* _INSTRUCTIONS TO FOLLOW_
What you return must match the entries exactly, except that the pictures are gone.

• • • • • • •

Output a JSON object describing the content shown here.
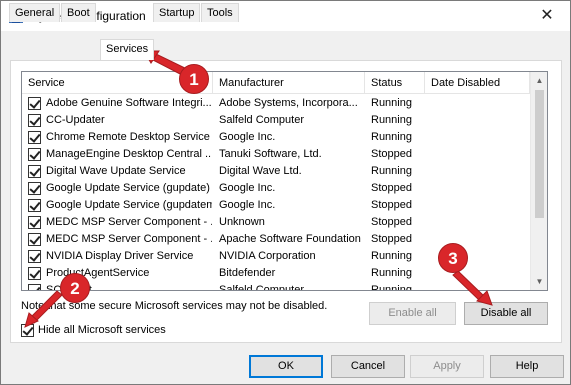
{
  "window": {
    "title": "System Configuration",
    "close_glyph": "✕",
    "icon": "msconfig-icon"
  },
  "tabs": [
    {
      "label": "General",
      "active": false
    },
    {
      "label": "Boot",
      "active": false
    },
    {
      "label": "Services",
      "active": true
    },
    {
      "label": "Startup",
      "active": false
    },
    {
      "label": "Tools",
      "active": false
    }
  ],
  "services": {
    "columns": [
      "Service",
      "Manufacturer",
      "Status",
      "Date Disabled"
    ],
    "rows": [
      {
        "checked": true,
        "service": "Adobe Genuine Software Integri...",
        "manufacturer": "Adobe Systems, Incorpora...",
        "status": "Running",
        "date_disabled": ""
      },
      {
        "checked": true,
        "service": "CC-Updater",
        "manufacturer": "Salfeld Computer",
        "status": "Running",
        "date_disabled": ""
      },
      {
        "checked": true,
        "service": "Chrome Remote Desktop Service",
        "manufacturer": "Google Inc.",
        "status": "Running",
        "date_disabled": ""
      },
      {
        "checked": true,
        "service": "ManageEngine Desktop Central ...",
        "manufacturer": "Tanuki Software, Ltd.",
        "status": "Stopped",
        "date_disabled": ""
      },
      {
        "checked": true,
        "service": "Digital Wave Update Service",
        "manufacturer": "Digital Wave Ltd.",
        "status": "Running",
        "date_disabled": ""
      },
      {
        "checked": true,
        "service": "Google Update Service (gupdate)",
        "manufacturer": "Google Inc.",
        "status": "Stopped",
        "date_disabled": ""
      },
      {
        "checked": true,
        "service": "Google Update Service (gupdatem)",
        "manufacturer": "Google Inc.",
        "status": "Stopped",
        "date_disabled": ""
      },
      {
        "checked": true,
        "service": "MEDC MSP Server Component - ...",
        "manufacturer": "Unknown",
        "status": "Stopped",
        "date_disabled": ""
      },
      {
        "checked": true,
        "service": "MEDC MSP Server Component - ...",
        "manufacturer": "Apache Software Foundation",
        "status": "Stopped",
        "date_disabled": ""
      },
      {
        "checked": true,
        "service": "NVIDIA Display Driver Service",
        "manufacturer": "NVIDIA Corporation",
        "status": "Running",
        "date_disabled": ""
      },
      {
        "checked": true,
        "service": "ProductAgentService",
        "manufacturer": "Bitdefender",
        "status": "Running",
        "date_disabled": ""
      },
      {
        "checked": true,
        "service": "SCCHost",
        "manufacturer": "Salfeld Computer",
        "status": "Running",
        "date_disabled": ""
      }
    ]
  },
  "note": "Note that some secure Microsoft services may not be disabled.",
  "buttons": {
    "enable_all": "Enable all",
    "disable_all": "Disable all",
    "ok": "OK",
    "cancel": "Cancel",
    "apply": "Apply",
    "help": "Help"
  },
  "hide_ms": {
    "label": "Hide all Microsoft services",
    "checked": true
  },
  "markers": [
    "1",
    "2",
    "3"
  ],
  "colors": {
    "marker": "#d9262a",
    "accent": "#0078d7"
  }
}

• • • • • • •

* _ANSWER SPACE_
Output a JSON object describing the content shown here.
{
  "window": {
    "title": "System Configuration",
    "close_glyph": "✕",
    "icon": "msconfig-icon"
  },
  "tabs": [
    {
      "label": "General",
      "active": false
    },
    {
      "label": "Boot",
      "active": false
    },
    {
      "label": "Services",
      "active": true
    },
    {
      "label": "Startup",
      "active": false
    },
    {
      "label": "Tools",
      "active": false
    }
  ],
  "services": {
    "columns": [
      "Service",
      "Manufacturer",
      "Status",
      "Date Disabled"
    ],
    "rows": [
      {
        "checked": true,
        "service": "Adobe Genuine Software Integri...",
        "manufacturer": "Adobe Systems, Incorpora...",
        "status": "Running",
        "date_disabled": ""
      },
      {
        "checked": true,
        "service": "CC-Updater",
        "manufacturer": "Salfeld Computer",
        "status": "Running",
        "date_disabled": ""
      },
      {
        "checked": true,
        "service": "Chrome Remote Desktop Service",
        "manufacturer": "Google Inc.",
        "status": "Running",
        "date_disabled": ""
      },
      {
        "checked": true,
        "service": "ManageEngine Desktop Central ...",
        "manufacturer": "Tanuki Software, Ltd.",
        "status": "Stopped",
        "date_disabled": ""
      },
      {
        "checked": true,
        "service": "Digital Wave Update Service",
        "manufacturer": "Digital Wave Ltd.",
        "status": "Running",
        "date_disabled": ""
      },
      {
        "checked": true,
        "service": "Google Update Service (gupdate)",
        "manufacturer": "Google Inc.",
        "status": "Stopped",
        "date_disabled": ""
      },
      {
        "checked": true,
        "service": "Google Update Service (gupdatem)",
        "manufacturer": "Google Inc.",
        "status": "Stopped",
        "date_disabled": ""
      },
      {
        "checked": true,
        "service": "MEDC MSP Server Component - ...",
        "manufacturer": "Unknown",
        "status": "Stopped",
        "date_disabled": ""
      },
      {
        "checked": true,
        "service": "MEDC MSP Server Component - ...",
        "manufacturer": "Apache Software Foundation",
        "status": "Stopped",
        "date_disabled": ""
      },
      {
        "checked": true,
        "service": "NVIDIA Display Driver Service",
        "manufacturer": "NVIDIA Corporation",
        "status": "Running",
        "date_disabled": ""
      },
      {
        "checked": true,
        "service": "ProductAgentService",
        "manufacturer": "Bitdefender",
        "status": "Running",
        "date_disabled": ""
      },
      {
        "checked": true,
        "service": "SCCHost",
        "manufacturer": "Salfeld Computer",
        "status": "Running",
        "date_disabled": ""
      }
    ]
  },
  "note": "Note that some secure Microsoft services may not be disabled.",
  "buttons": {
    "enable_all": "Enable all",
    "disable_all": "Disable all",
    "ok": "OK",
    "cancel": "Cancel",
    "apply": "Apply",
    "help": "Help"
  },
  "hide_ms": {
    "label": "Hide all Microsoft services",
    "checked": true
  },
  "markers": [
    "1",
    "2",
    "3"
  ],
  "colors": {
    "marker": "#d9262a",
    "accent": "#0078d7"
  }
}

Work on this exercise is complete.